• **What the task asks**:
Restate the listing below word for word, omitting any images.

*** Given information

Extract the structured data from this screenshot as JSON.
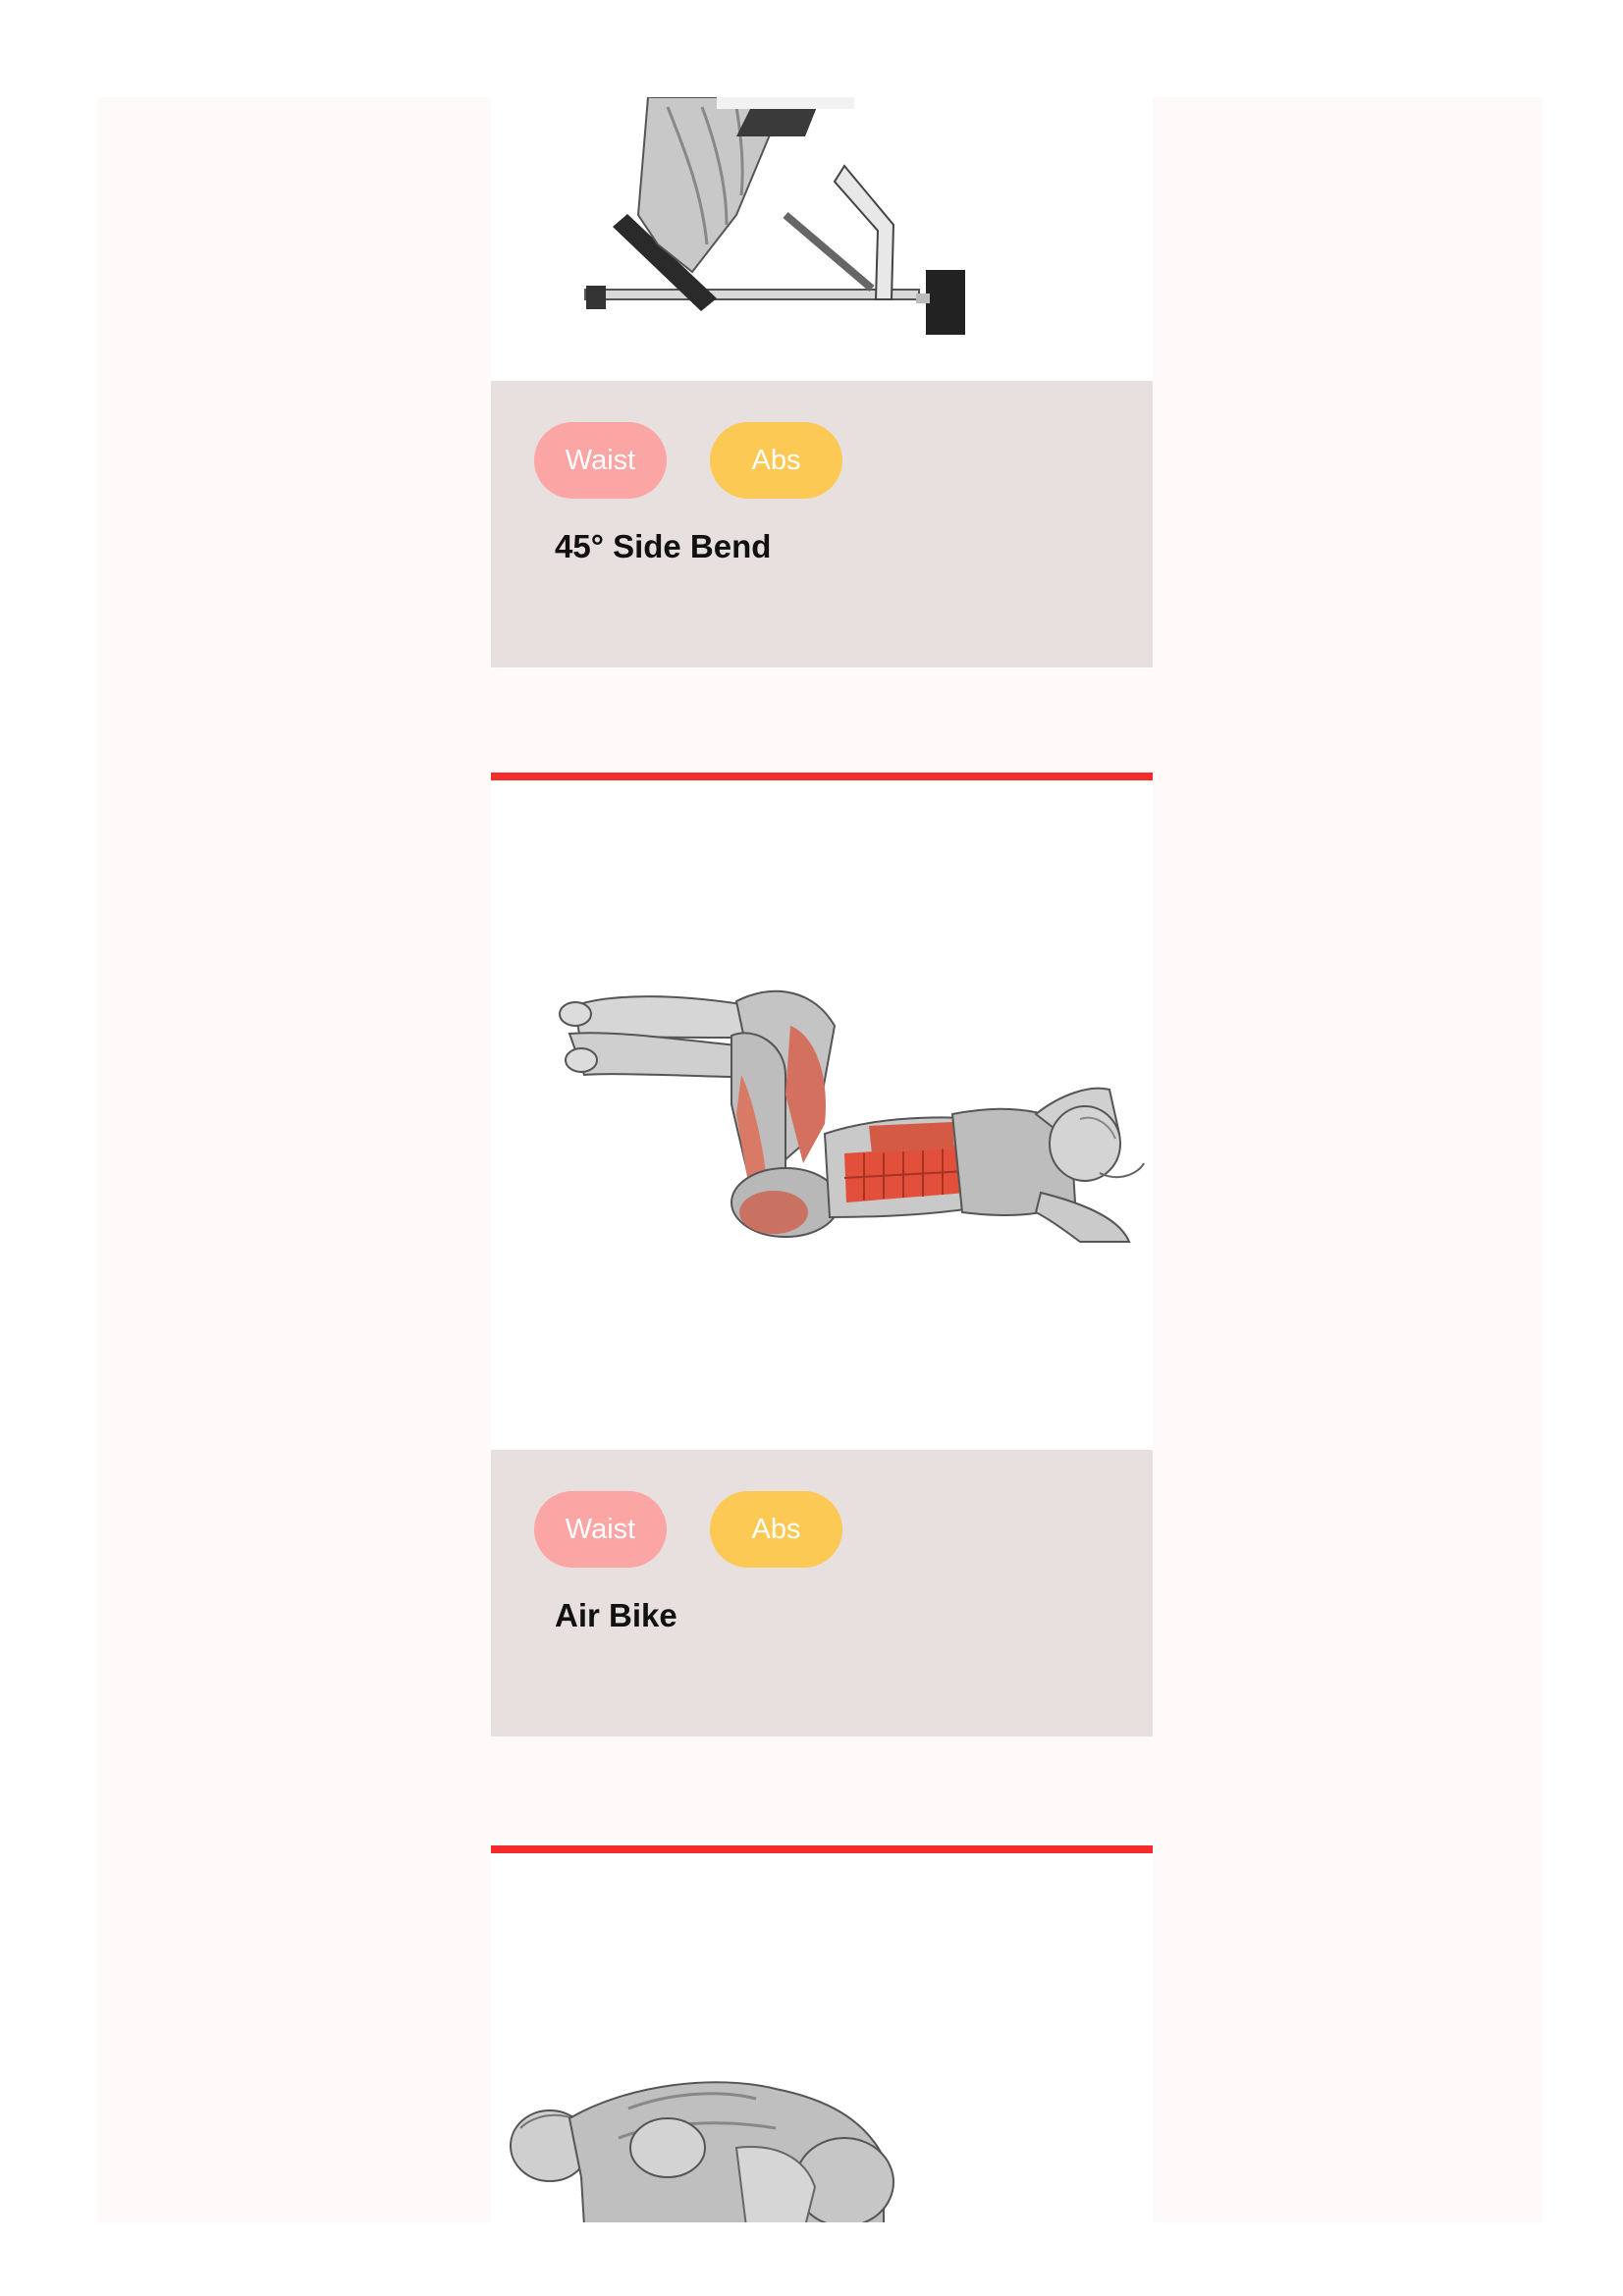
{
  "exercises": [
    {
      "name": "45° Side Bend",
      "tags": [
        "Waist",
        "Abs"
      ],
      "image_icon": "hyperextension-bench-illustration-icon"
    },
    {
      "name": "Air Bike",
      "tags": [
        "Waist",
        "Abs"
      ],
      "image_icon": "air-bike-crunch-illustration-icon"
    },
    {
      "image_icon": "kneeling-figure-illustration-icon"
    }
  ],
  "colors": {
    "accent": "#f52a2a",
    "tag_waist": "#fca5a5",
    "tag_abs": "#fcc955",
    "info_panel": "#e8dfdf",
    "page_background": "#fffafa",
    "highlighted_muscle": "#e2503c"
  }
}
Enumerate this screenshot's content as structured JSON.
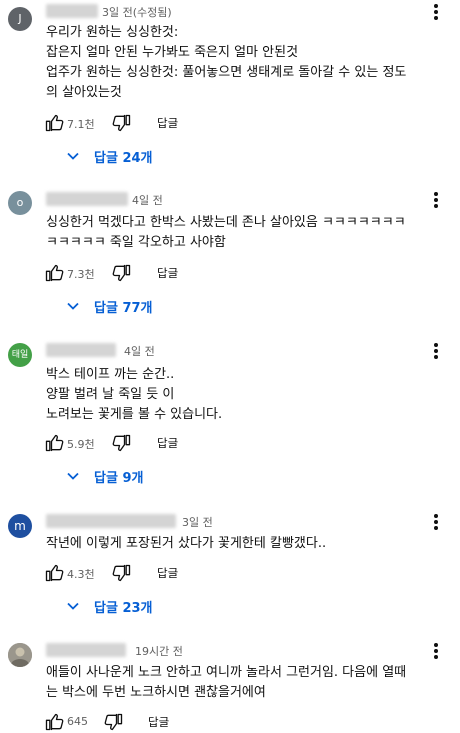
{
  "comments": [
    {
      "avatar_letter": "J",
      "avatar_color": "#5f6368",
      "time": "3일 전(수정됨)",
      "lines": [
        "우리가 원하는 싱싱한것:",
        "잡은지 얼마 안된 누가봐도 죽은지 얼마 안된것",
        "업주가 원하는 싱싱한것: 풀어놓으면 생태계로 돌아갈 수 있는 정도",
        "의 살아있는것"
      ],
      "likes": "7.1천",
      "reply_label": "답글",
      "replies_label": "답글 24개"
    },
    {
      "avatar_letter": "o",
      "avatar_color": "#78909c",
      "time": "4일 전",
      "lines": [
        "싱싱한거 먹겠다고 한박스 사봤는데 존나 살아있음 ㅋㅋㅋㅋㅋㅋㅋ",
        "ㅋㅋㅋㅋㅋ 죽일 각오하고 사야함"
      ],
      "likes": "7.3천",
      "reply_label": "답글",
      "replies_label": "답글 77개"
    },
    {
      "avatar_letter": "태일",
      "avatar_color": "#43a047",
      "time": "4일 전",
      "lines": [
        "박스 테이프 까는 순간..",
        "양팔 벌려 날 죽일 듯 이",
        "노려보는 꽃게를 볼 수 있습니다."
      ],
      "likes": "5.9천",
      "reply_label": "답글",
      "replies_label": "답글 9개"
    },
    {
      "avatar_letter": "m",
      "avatar_color": "#1e4fa0",
      "time": "3일 전",
      "lines": [
        "작년에 이렇게 포장된거 샀다가 꽃게한테 칼빵갰다.."
      ],
      "likes": "4.3천",
      "reply_label": "답글",
      "replies_label": "답글 23개"
    },
    {
      "avatar_letter": "",
      "avatar_color": "#8d8d86",
      "time": "19시간 전",
      "lines": [
        "애들이 사나운게 노크 안하고 여니까 놀라서 그런거임. 다음에 열때",
        "는 박스에 두번 노크하시면 괜찮을거에여"
      ],
      "likes": "645",
      "reply_label": "답글",
      "replies_label": ""
    }
  ]
}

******

• **Result for this task**:
Extract the structured data from this screenshot as JSON.
{
  "exercises": [
    {
      "name": "45° Side Bend",
      "tags": [
        "Waist",
        "Abs"
      ],
      "image_icon": "hyperextension-bench-illustration-icon"
    },
    {
      "name": "Air Bike",
      "tags": [
        "Waist",
        "Abs"
      ],
      "image_icon": "air-bike-crunch-illustration-icon"
    },
    {
      "image_icon": "kneeling-figure-illustration-icon"
    }
  ],
  "colors": {
    "accent": "#f52a2a",
    "tag_waist": "#fca5a5",
    "tag_abs": "#fcc955",
    "info_panel": "#e8dfdf",
    "page_background": "#fffafa",
    "highlighted_muscle": "#e2503c"
  }
}
Enumerate this screenshot's content as structured JSON.
{
  "comments": [
    {
      "avatar_letter": "J",
      "avatar_color": "#5f6368",
      "time": "3일 전(수정됨)",
      "lines": [
        "우리가 원하는 싱싱한것:",
        "잡은지 얼마 안된 누가봐도 죽은지 얼마 안된것",
        "업주가 원하는 싱싱한것: 풀어놓으면 생태계로 돌아갈 수 있는 정도",
        "의 살아있는것"
      ],
      "likes": "7.1천",
      "reply_label": "답글",
      "replies_label": "답글 24개"
    },
    {
      "avatar_letter": "o",
      "avatar_color": "#78909c",
      "time": "4일 전",
      "lines": [
        "싱싱한거 먹겠다고 한박스 사봤는데 존나 살아있음 ㅋㅋㅋㅋㅋㅋㅋ",
        "ㅋㅋㅋㅋㅋ 죽일 각오하고 사야함"
      ],
      "likes": "7.3천",
      "reply_label": "답글",
      "replies_label": "답글 77개"
    },
    {
      "avatar_letter": "태일",
      "avatar_color": "#43a047",
      "time": "4일 전",
      "lines": [
        "박스 테이프 까는 순간..",
        "양팔 벌려 날 죽일 듯 이",
        "노려보는 꽃게를 볼 수 있습니다."
      ],
      "likes": "5.9천",
      "reply_label": "답글",
      "replies_label": "답글 9개"
    },
    {
      "avatar_letter": "m",
      "avatar_color": "#1e4fa0",
      "time": "3일 전",
      "lines": [
        "작년에 이렇게 포장된거 샀다가 꽃게한테 칼빵갰다.."
      ],
      "likes": "4.3천",
      "reply_label": "답글",
      "replies_label": "답글 23개"
    },
    {
      "avatar_letter": "",
      "avatar_color": "#8d8d86",
      "time": "19시간 전",
      "lines": [
        "애들이 사나운게 노크 안하고 여니까 놀라서 그런거임. 다음에 열때",
        "는 박스에 두번 노크하시면 괜찮을거에여"
      ],
      "likes": "645",
      "reply_label": "답글",
      "replies_label": ""
    }
  ]
}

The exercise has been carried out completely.